Yesterday evening, I found myself at the Mansion on O Street, whose eccentric interior filled with hidden doors, secret passages, and bizarrely themed rooms, seemed as good as any place to hold a privacy-related reception. The event marked the beta launch of my organization’s mobile location tracking opt-out. Mobile location tracking, which is being implemented across the country by major retailers, fast food companies, malls, and the odd airport, first came to the public’s attention last year when Nordstrom informed its customers that it was tracking their phones in order to learn more about their shopping habits.
Today, the Federal Trade Commission hosted a morning workshop to discuss the issue, featuring representatives from analytics companies, consumer education firms, and privacy advocates.
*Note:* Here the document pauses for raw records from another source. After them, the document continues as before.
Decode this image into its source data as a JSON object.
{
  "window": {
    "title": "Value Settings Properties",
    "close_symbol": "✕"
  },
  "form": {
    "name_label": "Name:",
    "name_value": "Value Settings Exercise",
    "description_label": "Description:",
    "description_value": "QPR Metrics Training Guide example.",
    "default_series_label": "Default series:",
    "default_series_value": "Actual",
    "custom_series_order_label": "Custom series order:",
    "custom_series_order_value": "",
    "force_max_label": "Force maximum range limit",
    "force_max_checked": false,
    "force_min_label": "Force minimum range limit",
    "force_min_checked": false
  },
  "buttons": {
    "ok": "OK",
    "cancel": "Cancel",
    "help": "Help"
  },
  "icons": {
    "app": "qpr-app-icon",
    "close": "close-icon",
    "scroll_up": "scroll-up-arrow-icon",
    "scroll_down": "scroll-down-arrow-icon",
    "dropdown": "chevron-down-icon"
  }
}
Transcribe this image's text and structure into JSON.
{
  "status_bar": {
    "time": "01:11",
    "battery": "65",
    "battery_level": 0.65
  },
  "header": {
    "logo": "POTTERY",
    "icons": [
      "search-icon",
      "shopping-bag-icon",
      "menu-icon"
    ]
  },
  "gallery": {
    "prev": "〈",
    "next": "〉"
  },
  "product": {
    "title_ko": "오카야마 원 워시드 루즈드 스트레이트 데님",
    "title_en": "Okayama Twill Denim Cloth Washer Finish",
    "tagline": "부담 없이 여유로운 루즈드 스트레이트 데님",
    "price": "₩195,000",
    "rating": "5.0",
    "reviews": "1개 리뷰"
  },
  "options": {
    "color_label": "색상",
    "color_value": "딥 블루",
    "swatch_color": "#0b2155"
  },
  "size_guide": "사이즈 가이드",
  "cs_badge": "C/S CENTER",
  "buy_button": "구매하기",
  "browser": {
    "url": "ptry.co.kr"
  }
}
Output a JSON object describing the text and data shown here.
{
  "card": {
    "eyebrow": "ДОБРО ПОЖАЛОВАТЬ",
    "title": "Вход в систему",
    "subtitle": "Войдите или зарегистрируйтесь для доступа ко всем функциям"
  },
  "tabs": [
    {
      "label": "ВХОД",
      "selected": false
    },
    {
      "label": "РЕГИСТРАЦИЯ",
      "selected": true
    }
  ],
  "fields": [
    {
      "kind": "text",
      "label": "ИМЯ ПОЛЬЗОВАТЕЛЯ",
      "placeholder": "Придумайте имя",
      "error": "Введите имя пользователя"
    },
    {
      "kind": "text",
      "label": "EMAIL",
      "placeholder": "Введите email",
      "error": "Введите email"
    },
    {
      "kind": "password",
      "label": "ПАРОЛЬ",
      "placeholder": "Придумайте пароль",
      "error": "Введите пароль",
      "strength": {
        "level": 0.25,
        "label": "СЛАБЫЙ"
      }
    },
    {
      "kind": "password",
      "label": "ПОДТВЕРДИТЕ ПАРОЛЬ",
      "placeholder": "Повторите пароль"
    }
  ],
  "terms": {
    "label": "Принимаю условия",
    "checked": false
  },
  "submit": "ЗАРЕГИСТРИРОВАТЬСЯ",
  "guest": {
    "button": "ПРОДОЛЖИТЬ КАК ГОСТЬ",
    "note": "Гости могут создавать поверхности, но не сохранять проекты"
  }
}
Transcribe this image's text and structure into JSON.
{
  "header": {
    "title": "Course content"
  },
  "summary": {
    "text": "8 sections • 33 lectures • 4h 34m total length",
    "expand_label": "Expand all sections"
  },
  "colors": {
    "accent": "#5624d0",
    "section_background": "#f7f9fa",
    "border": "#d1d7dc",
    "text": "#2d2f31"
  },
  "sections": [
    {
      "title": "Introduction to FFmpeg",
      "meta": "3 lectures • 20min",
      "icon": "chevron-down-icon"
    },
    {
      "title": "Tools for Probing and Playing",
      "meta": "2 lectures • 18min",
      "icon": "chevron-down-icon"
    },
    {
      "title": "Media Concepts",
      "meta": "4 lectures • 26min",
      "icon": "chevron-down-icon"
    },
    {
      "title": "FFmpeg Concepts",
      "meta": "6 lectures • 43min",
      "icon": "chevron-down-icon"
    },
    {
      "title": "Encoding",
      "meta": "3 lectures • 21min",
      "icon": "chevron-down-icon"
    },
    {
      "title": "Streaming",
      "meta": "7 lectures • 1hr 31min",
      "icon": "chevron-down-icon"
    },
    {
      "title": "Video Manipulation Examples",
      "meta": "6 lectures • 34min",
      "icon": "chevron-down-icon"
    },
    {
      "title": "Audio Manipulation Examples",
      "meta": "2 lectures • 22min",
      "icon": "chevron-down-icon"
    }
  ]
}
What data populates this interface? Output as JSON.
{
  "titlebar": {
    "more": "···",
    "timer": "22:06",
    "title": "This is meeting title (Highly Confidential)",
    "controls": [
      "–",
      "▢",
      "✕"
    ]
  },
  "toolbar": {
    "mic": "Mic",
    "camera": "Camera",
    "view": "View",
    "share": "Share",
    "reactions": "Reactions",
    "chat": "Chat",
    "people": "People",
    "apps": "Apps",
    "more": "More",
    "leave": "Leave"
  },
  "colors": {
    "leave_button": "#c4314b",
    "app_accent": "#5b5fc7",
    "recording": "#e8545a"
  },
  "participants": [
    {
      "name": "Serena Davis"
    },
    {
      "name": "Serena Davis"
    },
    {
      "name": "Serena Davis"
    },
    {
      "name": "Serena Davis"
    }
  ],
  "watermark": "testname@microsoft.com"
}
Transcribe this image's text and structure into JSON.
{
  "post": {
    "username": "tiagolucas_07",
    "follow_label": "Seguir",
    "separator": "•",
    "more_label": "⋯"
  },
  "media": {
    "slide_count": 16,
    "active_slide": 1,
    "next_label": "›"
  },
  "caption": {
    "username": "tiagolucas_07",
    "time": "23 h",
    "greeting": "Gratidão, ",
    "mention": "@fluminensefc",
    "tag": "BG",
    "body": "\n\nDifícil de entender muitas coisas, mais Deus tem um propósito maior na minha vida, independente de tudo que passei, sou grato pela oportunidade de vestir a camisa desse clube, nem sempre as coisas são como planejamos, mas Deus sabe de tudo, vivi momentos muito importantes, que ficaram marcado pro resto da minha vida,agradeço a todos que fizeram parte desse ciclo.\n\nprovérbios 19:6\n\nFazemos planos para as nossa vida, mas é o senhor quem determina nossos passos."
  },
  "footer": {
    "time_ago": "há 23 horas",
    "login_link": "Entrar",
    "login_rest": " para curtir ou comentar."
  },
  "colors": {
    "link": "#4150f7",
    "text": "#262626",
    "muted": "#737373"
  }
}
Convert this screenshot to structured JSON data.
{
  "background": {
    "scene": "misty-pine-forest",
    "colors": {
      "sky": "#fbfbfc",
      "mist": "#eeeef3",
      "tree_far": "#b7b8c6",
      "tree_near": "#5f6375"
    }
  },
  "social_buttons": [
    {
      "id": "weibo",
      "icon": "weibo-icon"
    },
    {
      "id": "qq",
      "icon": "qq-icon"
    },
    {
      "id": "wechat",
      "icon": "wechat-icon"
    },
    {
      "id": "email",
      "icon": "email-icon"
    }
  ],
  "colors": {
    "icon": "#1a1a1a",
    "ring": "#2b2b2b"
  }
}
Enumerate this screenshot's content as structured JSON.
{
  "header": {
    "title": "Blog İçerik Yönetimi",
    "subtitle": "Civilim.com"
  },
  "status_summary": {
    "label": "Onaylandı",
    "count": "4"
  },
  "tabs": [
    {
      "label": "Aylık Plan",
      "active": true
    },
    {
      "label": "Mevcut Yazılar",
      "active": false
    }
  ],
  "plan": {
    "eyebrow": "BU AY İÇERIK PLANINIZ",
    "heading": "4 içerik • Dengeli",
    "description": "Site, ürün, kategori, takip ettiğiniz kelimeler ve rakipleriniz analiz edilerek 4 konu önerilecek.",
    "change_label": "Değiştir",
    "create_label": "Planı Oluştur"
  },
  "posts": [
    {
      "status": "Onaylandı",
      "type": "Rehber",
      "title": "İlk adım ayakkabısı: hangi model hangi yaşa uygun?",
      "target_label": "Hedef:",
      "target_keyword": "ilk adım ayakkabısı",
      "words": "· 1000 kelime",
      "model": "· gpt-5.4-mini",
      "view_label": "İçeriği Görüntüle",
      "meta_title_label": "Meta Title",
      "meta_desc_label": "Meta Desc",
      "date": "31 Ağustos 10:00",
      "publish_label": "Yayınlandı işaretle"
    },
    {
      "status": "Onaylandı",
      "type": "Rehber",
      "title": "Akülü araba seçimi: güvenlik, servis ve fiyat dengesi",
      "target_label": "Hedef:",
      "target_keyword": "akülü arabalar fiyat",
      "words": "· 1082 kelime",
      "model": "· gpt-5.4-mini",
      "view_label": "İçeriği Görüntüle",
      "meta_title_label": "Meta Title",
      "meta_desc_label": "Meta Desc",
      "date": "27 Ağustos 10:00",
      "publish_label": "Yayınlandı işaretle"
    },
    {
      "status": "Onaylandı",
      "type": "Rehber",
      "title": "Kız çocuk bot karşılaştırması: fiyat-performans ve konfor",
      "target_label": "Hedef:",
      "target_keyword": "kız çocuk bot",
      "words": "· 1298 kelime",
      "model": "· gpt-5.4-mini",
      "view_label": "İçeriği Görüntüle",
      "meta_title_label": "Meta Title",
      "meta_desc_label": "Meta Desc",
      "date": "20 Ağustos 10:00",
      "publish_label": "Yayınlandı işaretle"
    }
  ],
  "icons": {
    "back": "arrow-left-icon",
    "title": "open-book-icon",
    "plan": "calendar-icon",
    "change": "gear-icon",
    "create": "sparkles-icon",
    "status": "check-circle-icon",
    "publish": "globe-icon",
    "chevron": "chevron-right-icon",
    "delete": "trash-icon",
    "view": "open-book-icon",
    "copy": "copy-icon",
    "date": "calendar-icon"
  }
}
The workshop presented some of the same predictable arguments about lack of consumer awareness and ever-present worries about stifling innovation, but I think a contemporaneous conversation I had with a friend better highlights some of the privacy challenges mobile analytics presents. Names removed to predict privacy, of course!